- **Work order**: For the data below, work out how many lines contain the word "shop" and supply only that number.

(Dataset rows describing interfaces)
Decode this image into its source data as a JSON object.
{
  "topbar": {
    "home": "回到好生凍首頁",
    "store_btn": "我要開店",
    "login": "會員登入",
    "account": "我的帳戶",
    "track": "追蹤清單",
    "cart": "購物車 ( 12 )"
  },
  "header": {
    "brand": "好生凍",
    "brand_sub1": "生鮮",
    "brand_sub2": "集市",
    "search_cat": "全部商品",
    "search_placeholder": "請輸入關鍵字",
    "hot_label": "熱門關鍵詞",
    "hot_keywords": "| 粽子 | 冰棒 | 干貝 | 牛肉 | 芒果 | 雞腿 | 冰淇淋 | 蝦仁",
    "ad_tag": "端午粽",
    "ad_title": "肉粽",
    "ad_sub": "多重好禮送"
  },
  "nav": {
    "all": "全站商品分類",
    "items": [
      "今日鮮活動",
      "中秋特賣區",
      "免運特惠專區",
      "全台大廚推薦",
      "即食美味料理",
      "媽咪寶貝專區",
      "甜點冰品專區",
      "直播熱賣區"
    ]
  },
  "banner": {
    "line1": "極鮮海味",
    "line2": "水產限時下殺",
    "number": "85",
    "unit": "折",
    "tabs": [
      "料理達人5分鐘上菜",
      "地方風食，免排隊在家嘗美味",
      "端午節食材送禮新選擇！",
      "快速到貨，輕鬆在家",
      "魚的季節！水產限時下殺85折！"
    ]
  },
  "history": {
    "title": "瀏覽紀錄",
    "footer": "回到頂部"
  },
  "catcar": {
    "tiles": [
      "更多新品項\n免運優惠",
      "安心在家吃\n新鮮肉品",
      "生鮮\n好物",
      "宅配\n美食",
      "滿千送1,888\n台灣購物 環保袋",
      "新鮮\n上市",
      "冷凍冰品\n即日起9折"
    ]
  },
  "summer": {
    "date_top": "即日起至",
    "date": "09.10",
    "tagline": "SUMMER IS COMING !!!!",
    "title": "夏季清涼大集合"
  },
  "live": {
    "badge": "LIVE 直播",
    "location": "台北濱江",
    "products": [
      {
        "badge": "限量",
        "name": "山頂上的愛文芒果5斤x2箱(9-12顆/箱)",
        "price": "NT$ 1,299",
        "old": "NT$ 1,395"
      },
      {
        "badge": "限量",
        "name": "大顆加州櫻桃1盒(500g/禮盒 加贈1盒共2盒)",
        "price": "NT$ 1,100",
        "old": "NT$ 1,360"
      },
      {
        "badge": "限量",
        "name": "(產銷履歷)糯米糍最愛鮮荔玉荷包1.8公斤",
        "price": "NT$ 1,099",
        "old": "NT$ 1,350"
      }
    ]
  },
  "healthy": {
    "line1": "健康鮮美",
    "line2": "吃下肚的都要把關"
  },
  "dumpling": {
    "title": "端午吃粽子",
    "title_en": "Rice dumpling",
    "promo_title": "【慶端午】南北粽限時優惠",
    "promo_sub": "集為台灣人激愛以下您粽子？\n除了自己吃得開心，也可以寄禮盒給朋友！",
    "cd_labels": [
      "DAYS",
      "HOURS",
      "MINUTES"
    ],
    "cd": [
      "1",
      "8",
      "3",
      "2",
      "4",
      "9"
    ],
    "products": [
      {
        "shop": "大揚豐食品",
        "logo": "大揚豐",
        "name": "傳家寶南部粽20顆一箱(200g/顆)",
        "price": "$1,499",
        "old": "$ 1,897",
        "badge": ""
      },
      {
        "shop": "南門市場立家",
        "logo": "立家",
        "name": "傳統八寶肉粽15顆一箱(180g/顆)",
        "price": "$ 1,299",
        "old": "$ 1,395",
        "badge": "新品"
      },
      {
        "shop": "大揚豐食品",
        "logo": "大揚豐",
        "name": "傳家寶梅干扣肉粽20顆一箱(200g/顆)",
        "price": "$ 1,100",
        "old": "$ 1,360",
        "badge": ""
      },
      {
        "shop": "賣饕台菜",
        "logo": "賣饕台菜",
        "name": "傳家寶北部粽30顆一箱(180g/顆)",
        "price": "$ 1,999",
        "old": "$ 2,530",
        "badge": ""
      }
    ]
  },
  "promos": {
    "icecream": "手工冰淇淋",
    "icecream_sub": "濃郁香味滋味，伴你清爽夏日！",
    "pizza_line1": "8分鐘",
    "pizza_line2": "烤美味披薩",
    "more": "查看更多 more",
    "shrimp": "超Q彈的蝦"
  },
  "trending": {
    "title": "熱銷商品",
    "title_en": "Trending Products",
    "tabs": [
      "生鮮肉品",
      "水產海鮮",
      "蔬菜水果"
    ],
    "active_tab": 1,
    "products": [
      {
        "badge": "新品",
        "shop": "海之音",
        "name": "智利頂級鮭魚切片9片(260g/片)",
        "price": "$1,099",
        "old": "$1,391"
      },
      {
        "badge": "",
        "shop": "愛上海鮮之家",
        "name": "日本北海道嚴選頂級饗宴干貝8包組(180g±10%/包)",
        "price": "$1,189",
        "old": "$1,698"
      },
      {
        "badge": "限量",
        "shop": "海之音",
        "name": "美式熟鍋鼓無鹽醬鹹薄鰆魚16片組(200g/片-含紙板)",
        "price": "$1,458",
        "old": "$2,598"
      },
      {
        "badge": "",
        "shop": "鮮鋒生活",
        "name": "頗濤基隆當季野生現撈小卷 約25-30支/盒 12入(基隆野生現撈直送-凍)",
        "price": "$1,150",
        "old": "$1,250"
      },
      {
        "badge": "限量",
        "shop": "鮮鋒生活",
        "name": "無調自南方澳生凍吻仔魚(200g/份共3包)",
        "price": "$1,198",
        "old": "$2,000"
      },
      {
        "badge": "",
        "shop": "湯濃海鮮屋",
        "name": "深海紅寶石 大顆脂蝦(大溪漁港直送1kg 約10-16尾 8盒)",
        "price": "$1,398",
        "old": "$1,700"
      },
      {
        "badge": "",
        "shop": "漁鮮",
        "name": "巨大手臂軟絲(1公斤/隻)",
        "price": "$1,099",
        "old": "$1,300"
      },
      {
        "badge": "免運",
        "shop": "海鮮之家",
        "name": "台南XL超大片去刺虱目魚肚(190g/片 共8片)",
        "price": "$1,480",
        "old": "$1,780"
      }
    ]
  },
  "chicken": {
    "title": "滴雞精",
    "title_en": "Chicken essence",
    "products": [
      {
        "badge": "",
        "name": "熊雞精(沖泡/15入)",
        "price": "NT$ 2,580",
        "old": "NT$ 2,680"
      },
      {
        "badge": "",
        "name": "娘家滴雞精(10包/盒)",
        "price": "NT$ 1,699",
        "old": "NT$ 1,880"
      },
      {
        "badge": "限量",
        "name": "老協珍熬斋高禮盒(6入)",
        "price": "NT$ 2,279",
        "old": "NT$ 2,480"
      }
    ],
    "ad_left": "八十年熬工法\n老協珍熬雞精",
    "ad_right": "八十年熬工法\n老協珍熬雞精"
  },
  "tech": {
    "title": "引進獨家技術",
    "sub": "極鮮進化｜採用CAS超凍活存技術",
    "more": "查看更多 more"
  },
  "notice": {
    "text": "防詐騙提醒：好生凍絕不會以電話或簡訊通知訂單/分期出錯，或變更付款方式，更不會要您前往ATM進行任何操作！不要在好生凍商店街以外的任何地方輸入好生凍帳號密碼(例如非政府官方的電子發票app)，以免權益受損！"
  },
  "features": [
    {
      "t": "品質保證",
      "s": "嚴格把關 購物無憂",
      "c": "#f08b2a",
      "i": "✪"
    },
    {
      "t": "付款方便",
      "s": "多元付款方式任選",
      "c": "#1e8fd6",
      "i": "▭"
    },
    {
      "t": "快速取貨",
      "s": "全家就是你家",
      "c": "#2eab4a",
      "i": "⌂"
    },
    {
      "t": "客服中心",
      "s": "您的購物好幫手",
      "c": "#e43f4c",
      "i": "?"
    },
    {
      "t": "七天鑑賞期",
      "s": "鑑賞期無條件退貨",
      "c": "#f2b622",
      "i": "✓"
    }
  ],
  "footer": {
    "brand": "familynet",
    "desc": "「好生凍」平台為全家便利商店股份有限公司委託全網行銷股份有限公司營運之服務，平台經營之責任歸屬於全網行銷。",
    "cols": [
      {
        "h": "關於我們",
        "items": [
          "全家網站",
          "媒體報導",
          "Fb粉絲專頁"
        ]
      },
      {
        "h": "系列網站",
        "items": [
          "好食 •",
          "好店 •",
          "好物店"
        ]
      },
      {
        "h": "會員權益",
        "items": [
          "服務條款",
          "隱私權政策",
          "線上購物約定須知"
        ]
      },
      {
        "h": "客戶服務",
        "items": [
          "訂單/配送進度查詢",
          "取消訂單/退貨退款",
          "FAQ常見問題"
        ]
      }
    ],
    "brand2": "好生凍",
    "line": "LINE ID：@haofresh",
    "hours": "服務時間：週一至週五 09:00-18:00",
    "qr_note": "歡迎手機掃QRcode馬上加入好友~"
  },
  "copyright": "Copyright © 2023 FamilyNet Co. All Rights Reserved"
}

- **The answer**: 12